I also know my gym etiquette. You don’t curl in the squat rack and never walk in front of people when they are about to lift. I know you might need to grab that 2.5kg plate near the platform, but if somebody is attempting a max clean and jerk, you can wait a couple of minutes.
Barbell etiquette is something with which everybody should be familiar. We have good quality bars and plates at CrossFit GVA and we want to keep them in good shape. If you take care of the equipment, the equipment will take care of you.
Not sure of your barbell etiquette? Here are the basics.
In general bars and bumper plates are NOT built for constant dropping from overhead. 5 and 10kg bumper plates should not be dropped at all. However, they can be dropped in case of emergency and with very heavy or maximal attempts.

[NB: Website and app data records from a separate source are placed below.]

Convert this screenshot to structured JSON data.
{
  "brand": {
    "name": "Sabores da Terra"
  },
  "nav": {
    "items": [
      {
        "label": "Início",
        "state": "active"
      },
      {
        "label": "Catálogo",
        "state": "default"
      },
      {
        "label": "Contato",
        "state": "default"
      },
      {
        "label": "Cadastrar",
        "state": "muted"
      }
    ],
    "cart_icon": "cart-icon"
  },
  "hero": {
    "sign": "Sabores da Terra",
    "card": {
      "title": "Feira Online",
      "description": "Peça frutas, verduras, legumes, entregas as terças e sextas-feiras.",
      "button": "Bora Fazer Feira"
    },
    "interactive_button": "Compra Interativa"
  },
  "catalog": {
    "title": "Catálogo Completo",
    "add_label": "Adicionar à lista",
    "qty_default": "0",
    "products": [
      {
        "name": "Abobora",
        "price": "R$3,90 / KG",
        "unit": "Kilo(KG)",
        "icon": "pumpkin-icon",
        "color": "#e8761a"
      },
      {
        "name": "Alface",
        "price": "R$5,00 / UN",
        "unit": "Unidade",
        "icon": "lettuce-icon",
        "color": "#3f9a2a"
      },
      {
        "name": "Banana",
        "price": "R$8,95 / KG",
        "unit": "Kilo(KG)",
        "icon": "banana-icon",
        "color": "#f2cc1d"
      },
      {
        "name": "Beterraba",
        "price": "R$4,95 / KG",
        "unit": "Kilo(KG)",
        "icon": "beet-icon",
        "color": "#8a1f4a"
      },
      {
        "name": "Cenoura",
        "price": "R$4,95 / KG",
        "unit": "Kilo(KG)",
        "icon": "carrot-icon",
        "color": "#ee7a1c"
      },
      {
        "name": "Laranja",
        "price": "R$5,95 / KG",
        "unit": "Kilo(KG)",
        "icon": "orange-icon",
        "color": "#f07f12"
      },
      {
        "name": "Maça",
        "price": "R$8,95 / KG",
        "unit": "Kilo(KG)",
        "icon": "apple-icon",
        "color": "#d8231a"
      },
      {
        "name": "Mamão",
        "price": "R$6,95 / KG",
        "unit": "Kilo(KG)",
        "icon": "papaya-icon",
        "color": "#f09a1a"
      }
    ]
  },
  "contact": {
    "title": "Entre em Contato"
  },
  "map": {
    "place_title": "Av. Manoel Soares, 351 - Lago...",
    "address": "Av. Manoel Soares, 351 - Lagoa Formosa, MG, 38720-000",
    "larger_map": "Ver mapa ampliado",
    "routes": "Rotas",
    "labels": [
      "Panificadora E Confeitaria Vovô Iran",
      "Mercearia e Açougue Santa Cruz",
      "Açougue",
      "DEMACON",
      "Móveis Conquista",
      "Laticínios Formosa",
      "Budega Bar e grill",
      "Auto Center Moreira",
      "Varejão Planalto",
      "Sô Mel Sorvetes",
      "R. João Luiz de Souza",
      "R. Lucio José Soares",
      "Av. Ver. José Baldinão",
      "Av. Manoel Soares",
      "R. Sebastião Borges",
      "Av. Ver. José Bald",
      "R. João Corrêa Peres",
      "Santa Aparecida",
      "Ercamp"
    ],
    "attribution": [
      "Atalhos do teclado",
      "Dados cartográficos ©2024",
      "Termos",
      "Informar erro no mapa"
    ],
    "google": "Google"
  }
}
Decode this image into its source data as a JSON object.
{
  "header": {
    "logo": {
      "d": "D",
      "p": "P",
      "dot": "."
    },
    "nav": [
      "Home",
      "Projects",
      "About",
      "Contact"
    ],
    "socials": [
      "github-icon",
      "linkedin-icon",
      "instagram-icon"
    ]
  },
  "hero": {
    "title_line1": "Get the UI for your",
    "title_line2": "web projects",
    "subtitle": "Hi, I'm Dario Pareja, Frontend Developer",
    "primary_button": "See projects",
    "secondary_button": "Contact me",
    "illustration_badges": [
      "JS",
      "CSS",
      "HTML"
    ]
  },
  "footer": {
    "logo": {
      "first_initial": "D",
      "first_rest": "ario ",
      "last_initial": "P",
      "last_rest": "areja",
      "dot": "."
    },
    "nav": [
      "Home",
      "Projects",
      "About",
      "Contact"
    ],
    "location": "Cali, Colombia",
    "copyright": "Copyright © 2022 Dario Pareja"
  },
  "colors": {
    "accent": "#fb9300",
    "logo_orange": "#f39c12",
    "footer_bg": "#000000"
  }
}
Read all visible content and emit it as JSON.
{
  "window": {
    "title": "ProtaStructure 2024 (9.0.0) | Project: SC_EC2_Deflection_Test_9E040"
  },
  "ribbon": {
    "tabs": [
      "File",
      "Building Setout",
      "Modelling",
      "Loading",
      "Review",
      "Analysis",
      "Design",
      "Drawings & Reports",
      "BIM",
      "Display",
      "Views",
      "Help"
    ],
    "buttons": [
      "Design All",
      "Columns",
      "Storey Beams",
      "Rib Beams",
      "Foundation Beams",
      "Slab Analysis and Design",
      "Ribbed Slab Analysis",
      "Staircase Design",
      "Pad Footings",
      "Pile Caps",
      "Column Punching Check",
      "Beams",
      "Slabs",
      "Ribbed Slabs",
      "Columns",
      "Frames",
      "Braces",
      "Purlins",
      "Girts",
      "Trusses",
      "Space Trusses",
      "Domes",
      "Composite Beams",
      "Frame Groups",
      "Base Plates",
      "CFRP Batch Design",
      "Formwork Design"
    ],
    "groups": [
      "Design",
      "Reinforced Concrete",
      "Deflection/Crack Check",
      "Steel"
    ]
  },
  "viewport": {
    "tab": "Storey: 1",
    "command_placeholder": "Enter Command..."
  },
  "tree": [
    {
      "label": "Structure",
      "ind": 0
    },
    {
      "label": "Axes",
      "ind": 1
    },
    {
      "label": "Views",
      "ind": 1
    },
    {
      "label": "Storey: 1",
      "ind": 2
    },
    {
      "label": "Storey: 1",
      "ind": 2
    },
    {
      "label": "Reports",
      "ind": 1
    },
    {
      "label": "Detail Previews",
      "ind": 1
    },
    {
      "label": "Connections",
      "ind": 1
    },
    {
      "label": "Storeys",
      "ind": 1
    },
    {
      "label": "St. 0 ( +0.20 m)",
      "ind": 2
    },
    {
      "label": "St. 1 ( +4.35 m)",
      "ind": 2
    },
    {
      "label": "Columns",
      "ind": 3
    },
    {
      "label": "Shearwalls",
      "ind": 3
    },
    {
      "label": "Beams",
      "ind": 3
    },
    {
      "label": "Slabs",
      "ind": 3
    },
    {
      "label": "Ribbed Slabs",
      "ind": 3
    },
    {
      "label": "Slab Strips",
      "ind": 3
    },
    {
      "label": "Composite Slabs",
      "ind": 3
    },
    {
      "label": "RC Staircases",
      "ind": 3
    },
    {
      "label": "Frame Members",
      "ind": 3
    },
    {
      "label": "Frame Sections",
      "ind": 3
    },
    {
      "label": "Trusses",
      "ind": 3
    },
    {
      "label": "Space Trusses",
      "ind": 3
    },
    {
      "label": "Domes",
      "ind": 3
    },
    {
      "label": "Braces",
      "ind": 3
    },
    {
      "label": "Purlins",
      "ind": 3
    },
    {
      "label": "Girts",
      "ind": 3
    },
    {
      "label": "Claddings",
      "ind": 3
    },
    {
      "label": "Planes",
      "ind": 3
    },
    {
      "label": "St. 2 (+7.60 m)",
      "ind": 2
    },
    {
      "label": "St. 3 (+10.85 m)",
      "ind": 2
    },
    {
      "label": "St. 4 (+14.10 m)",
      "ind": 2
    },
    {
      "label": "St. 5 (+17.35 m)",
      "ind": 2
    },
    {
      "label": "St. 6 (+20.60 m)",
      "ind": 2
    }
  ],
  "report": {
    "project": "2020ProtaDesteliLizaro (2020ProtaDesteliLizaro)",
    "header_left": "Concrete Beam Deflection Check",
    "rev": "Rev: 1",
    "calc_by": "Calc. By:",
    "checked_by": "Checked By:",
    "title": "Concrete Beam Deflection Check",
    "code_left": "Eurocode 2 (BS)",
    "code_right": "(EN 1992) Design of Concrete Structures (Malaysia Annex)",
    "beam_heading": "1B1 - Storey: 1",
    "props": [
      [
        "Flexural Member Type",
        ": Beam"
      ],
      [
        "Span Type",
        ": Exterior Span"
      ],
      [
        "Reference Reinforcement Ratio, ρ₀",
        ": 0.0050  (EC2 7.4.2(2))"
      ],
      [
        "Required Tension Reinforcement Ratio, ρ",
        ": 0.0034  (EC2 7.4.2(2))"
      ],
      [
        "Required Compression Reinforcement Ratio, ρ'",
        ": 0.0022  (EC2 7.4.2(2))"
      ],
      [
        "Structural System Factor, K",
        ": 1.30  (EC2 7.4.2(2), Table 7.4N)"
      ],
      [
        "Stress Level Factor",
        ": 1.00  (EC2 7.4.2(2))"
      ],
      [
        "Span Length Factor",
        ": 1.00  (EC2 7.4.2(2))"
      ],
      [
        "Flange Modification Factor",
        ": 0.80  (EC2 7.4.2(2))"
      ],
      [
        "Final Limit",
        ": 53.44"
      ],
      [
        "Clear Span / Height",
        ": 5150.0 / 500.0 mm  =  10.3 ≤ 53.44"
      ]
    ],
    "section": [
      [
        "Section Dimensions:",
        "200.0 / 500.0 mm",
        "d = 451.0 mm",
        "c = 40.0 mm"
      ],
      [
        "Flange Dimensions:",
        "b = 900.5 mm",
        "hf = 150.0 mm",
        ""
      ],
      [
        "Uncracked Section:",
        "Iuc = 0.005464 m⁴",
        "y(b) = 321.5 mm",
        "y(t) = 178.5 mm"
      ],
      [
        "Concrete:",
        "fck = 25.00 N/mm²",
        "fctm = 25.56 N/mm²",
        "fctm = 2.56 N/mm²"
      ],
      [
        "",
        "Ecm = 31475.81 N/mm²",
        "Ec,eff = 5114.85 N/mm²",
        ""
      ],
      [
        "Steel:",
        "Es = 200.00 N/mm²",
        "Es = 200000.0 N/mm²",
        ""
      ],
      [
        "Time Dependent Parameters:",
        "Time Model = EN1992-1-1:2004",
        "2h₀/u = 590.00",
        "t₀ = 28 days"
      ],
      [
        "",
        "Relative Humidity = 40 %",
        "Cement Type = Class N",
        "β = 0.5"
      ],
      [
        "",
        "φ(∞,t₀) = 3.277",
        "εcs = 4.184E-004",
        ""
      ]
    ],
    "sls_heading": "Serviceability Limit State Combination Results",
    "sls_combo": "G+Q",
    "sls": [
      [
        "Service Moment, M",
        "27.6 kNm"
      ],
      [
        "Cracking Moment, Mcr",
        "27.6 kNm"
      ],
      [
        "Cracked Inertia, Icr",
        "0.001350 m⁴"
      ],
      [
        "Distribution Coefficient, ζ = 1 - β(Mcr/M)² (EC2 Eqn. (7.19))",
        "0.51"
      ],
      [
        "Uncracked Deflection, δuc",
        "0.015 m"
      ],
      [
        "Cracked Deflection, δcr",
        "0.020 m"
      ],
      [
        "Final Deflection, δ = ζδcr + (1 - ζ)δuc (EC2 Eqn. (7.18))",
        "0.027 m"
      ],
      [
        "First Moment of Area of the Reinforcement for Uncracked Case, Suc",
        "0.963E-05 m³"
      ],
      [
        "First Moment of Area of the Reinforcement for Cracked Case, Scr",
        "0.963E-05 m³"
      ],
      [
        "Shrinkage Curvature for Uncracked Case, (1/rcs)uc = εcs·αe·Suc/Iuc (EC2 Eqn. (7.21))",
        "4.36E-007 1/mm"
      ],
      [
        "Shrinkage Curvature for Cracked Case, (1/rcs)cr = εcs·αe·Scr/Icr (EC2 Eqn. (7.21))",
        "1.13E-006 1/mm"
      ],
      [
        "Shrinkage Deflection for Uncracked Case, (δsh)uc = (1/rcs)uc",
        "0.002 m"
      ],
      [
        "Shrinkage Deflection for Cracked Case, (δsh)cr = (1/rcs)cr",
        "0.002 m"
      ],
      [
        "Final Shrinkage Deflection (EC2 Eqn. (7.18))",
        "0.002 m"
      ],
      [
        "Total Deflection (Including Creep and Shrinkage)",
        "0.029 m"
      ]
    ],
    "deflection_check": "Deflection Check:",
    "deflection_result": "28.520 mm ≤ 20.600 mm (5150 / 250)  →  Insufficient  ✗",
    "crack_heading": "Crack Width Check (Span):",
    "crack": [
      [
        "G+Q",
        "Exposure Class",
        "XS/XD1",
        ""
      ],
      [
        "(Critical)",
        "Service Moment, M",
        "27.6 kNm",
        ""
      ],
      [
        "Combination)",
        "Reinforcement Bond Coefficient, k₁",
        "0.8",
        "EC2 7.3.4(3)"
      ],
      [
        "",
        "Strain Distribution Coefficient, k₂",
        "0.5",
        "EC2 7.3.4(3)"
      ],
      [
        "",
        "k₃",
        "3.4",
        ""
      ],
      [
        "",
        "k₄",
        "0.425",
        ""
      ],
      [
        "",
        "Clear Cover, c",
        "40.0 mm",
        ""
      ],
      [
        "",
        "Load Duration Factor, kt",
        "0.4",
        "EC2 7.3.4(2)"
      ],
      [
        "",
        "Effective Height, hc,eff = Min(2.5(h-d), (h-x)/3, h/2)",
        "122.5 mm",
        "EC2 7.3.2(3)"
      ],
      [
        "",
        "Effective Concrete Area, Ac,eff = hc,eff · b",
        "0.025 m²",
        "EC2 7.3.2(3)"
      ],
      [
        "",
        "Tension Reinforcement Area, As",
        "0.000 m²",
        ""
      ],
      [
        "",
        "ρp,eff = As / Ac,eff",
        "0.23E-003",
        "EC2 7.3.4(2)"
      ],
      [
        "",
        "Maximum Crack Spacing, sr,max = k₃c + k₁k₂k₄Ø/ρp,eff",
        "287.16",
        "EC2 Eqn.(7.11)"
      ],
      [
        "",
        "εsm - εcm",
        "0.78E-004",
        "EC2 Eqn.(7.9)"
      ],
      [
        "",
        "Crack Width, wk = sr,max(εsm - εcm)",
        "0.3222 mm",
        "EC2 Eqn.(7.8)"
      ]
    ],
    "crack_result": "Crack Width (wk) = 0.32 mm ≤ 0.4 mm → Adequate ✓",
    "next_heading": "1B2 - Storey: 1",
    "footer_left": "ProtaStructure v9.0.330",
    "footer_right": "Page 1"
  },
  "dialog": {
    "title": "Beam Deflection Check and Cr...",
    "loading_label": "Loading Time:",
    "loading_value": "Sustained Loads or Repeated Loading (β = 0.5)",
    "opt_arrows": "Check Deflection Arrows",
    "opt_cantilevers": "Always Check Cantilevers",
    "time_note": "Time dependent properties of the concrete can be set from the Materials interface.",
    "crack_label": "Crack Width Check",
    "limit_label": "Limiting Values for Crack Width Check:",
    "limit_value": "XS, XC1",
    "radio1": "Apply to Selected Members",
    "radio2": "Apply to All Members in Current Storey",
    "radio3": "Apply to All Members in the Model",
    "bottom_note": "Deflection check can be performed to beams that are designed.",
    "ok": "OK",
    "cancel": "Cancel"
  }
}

Drop bars during workouts only in case of emergency. If you are unable to lower a bar under control during a workout then the load is too heavy for you.
If you drop a bar, guide it to the floor. Don’t just drop it from the shoulders or overhead.
Load bars with the biggest plates possible. Don’t use 4x5kg plates on the bar, take a 20kg!
Load the biggest plates on the inside, never on the outside. There is no surer way to break a bar than if you load 5kg bumpers on the inside, and 10kg or heavier metal plates on the outside. Please do not do this!
Don’t mix metal and bumper plates. The only exception for this are plates of 2.5kgs or less.